▶ [What needs to be done]
Write out every record below exactly, leaving the pictures out.

-------- Extracted records --------

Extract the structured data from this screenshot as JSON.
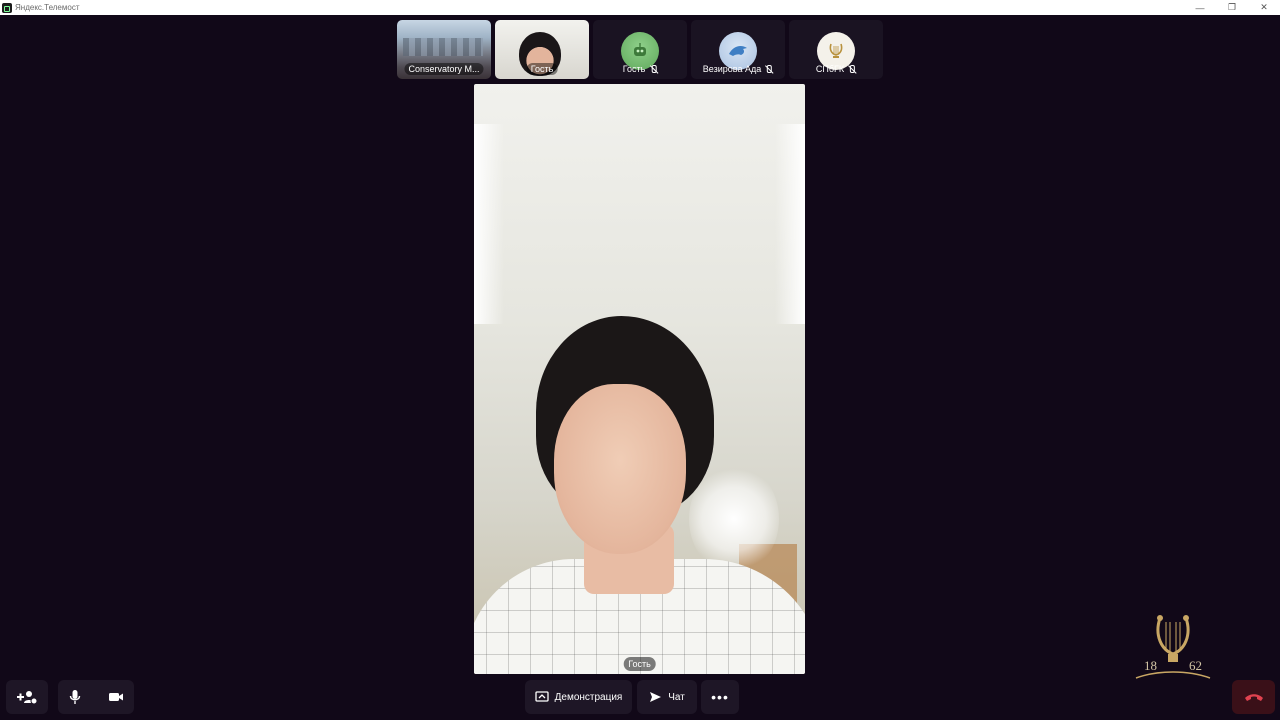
{
  "window": {
    "title": "Яндекс.Телемост",
    "controls": [
      "minimize",
      "restore",
      "close"
    ]
  },
  "participants": [
    {
      "name": "Conservatory M...",
      "type": "video",
      "muted": false
    },
    {
      "name": "Гость",
      "type": "video",
      "muted": false
    },
    {
      "name": "Гость",
      "type": "avatar",
      "avatar_icon": "robot-avatar-icon",
      "avatar_color": "#6fbf6a",
      "muted": true
    },
    {
      "name": "Везирова Ада",
      "type": "avatar",
      "avatar_icon": "dolphin-avatar-icon",
      "avatar_color": "#b7cbe6",
      "muted": true
    },
    {
      "name": "СПбГК",
      "type": "avatar",
      "avatar_icon": "lyre-logo-icon",
      "avatar_color": "#f4f1ea",
      "muted": true
    }
  ],
  "main_video": {
    "participant_label": "Гость"
  },
  "toolbar": {
    "invite_icon": "add-participant-icon",
    "mic_icon": "microphone-icon",
    "camera_icon": "camera-icon",
    "screen_share_label": "Демонстрация",
    "chat_label": "Чат",
    "more_icon": "more-dots-icon",
    "end_call_icon": "hang-up-icon"
  },
  "watermark": {
    "year_left": "18",
    "year_right": "62"
  },
  "colors": {
    "background": "#110818",
    "button_bg": "#1e1626",
    "end_call_bg": "#3a1018",
    "end_call_icon": "#e0424f",
    "logo_gold": "#c9a764"
  }
}
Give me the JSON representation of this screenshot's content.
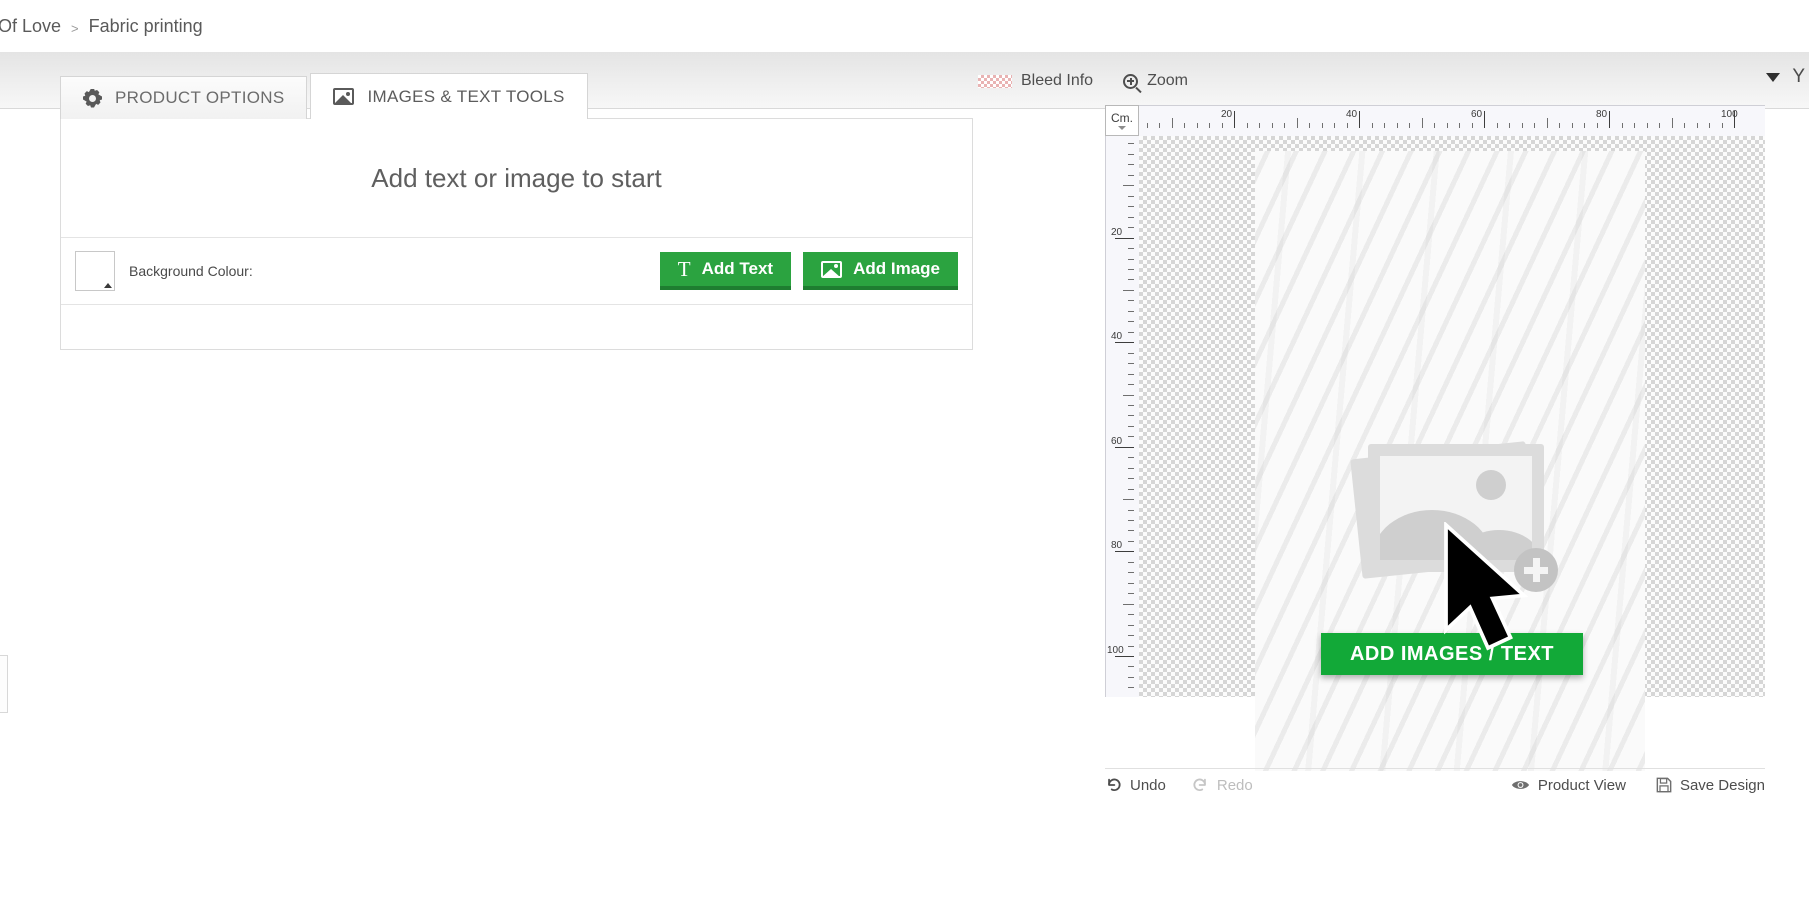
{
  "breadcrumb": {
    "items": [
      {
        "label": "s Of Love"
      },
      {
        "label": "Fabric printing"
      }
    ],
    "separator": ">"
  },
  "tabs": [
    {
      "label": "PRODUCT OPTIONS",
      "icon": "gear-icon",
      "active": false
    },
    {
      "label": "IMAGES & TEXT TOOLS",
      "icon": "picture-icon",
      "active": true
    }
  ],
  "editor_panel": {
    "hint": "Add text or image to start",
    "background_colour_label": "Background Colour:",
    "background_colour_value": "#ffffff",
    "buttons": [
      {
        "label": "Add Text",
        "icon": "text-T-icon"
      },
      {
        "label": "Add Image",
        "icon": "picture-icon"
      }
    ]
  },
  "right_tools": [
    {
      "label": "Bleed Info",
      "icon": "bleed-checker-swatch"
    },
    {
      "label": "Zoom",
      "icon": "magnifier-plus-icon"
    }
  ],
  "right_edge": {
    "caret": "collapse-caret-icon",
    "letter": "Y"
  },
  "stage": {
    "ruler_unit": "Cm.",
    "ruler_h_labels": [
      "20",
      "40",
      "60",
      "80"
    ],
    "ruler_v_labels": [
      "20",
      "40",
      "60",
      "80",
      "100"
    ],
    "canvas_cta": "ADD IMAGES / TEXT",
    "placeholder_icon": "image-stack-add-icon"
  },
  "stage_footer": {
    "left": [
      {
        "label": "Undo",
        "icon": "undo-arrow-icon",
        "disabled": false
      },
      {
        "label": "Redo",
        "icon": "redo-arrow-icon",
        "disabled": true
      }
    ],
    "right": [
      {
        "label": "Product View",
        "icon": "eye-icon"
      },
      {
        "label": "Save Design",
        "icon": "floppy-disk-icon"
      }
    ]
  },
  "colors": {
    "green_button": "#2ba340",
    "green_cta": "#12a938",
    "bleed_pink": "#e9b3b3"
  }
}
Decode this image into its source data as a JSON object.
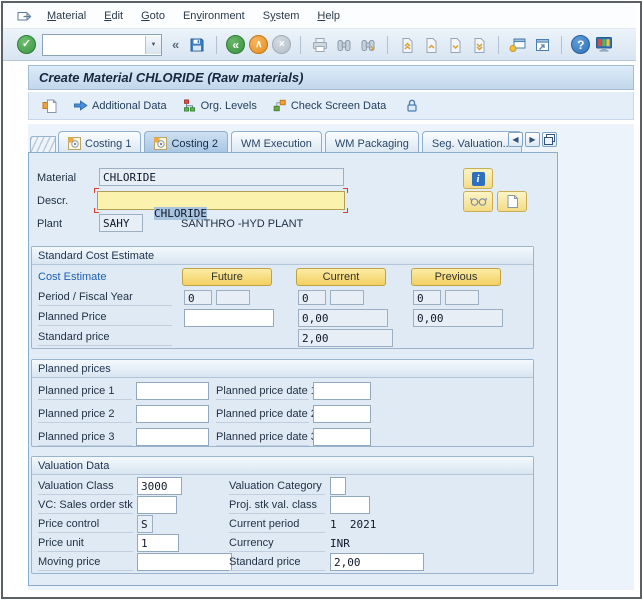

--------

▶ [Solution below]
Extract the structured data from this screenshot as JSON.
{
  "window": {
    "title": "Яндекс.Телемост",
    "controls": [
      "minimize",
      "restore",
      "close"
    ]
  },
  "participants": [
    {
      "name": "Conservatory M...",
      "type": "video",
      "muted": false
    },
    {
      "name": "Гость",
      "type": "video",
      "muted": false
    },
    {
      "name": "Гость",
      "type": "avatar",
      "avatar_icon": "robot-avatar-icon",
      "avatar_color": "#6fbf6a",
      "muted": true
    },
    {
      "name": "Везирова Ада",
      "type": "avatar",
      "avatar_icon": "dolphin-avatar-icon",
      "avatar_color": "#b7cbe6",
      "muted": true
    },
    {
      "name": "СПбГК",
      "type": "avatar",
      "avatar_icon": "lyre-logo-icon",
      "avatar_color": "#f4f1ea",
      "muted": true
    }
  ],
  "main_video": {
    "participant_label": "Гость"
  },
  "toolbar": {
    "invite_icon": "add-participant-icon",
    "mic_icon": "microphone-icon",
    "camera_icon": "camera-icon",
    "screen_share_label": "Демонстрация",
    "chat_label": "Чат",
    "more_icon": "more-dots-icon",
    "end_call_icon": "hang-up-icon"
  },
  "watermark": {
    "year_left": "18",
    "year_right": "62"
  },
  "colors": {
    "background": "#110818",
    "button_bg": "#1e1626",
    "end_call_bg": "#3a1018",
    "end_call_icon": "#e0424f",
    "logo_gold": "#c9a764"
  }
}
Give me the JSON representation of this screenshot's content.
{
  "breadcrumb": {
    "items": [
      {
        "label": "s Of Love"
      },
      {
        "label": "Fabric printing"
      }
    ],
    "separator": ">"
  },
  "tabs": [
    {
      "label": "PRODUCT OPTIONS",
      "icon": "gear-icon",
      "active": false
    },
    {
      "label": "IMAGES & TEXT TOOLS",
      "icon": "picture-icon",
      "active": true
    }
  ],
  "editor_panel": {
    "hint": "Add text or image to start",
    "background_colour_label": "Background Colour:",
    "background_colour_value": "#ffffff",
    "buttons": [
      {
        "label": "Add Text",
        "icon": "text-T-icon"
      },
      {
        "label": "Add Image",
        "icon": "picture-icon"
      }
    ]
  },
  "right_tools": [
    {
      "label": "Bleed Info",
      "icon": "bleed-checker-swatch"
    },
    {
      "label": "Zoom",
      "icon": "magnifier-plus-icon"
    }
  ],
  "right_edge": {
    "caret": "collapse-caret-icon",
    "letter": "Y"
  },
  "stage": {
    "ruler_unit": "Cm.",
    "ruler_h_labels": [
      "20",
      "40",
      "60",
      "80"
    ],
    "ruler_v_labels": [
      "20",
      "40",
      "60",
      "80",
      "100"
    ],
    "canvas_cta": "ADD IMAGES / TEXT",
    "placeholder_icon": "image-stack-add-icon"
  },
  "stage_footer": {
    "left": [
      {
        "label": "Undo",
        "icon": "undo-arrow-icon",
        "disabled": false
      },
      {
        "label": "Redo",
        "icon": "redo-arrow-icon",
        "disabled": true
      }
    ],
    "right": [
      {
        "label": "Product View",
        "icon": "eye-icon"
      },
      {
        "label": "Save Design",
        "icon": "floppy-disk-icon"
      }
    ]
  },
  "colors": {
    "green_button": "#2ba340",
    "green_cta": "#12a938",
    "bleed_pink": "#e9b3b3"
  }
}
Decode this image into its source data as a JSON object.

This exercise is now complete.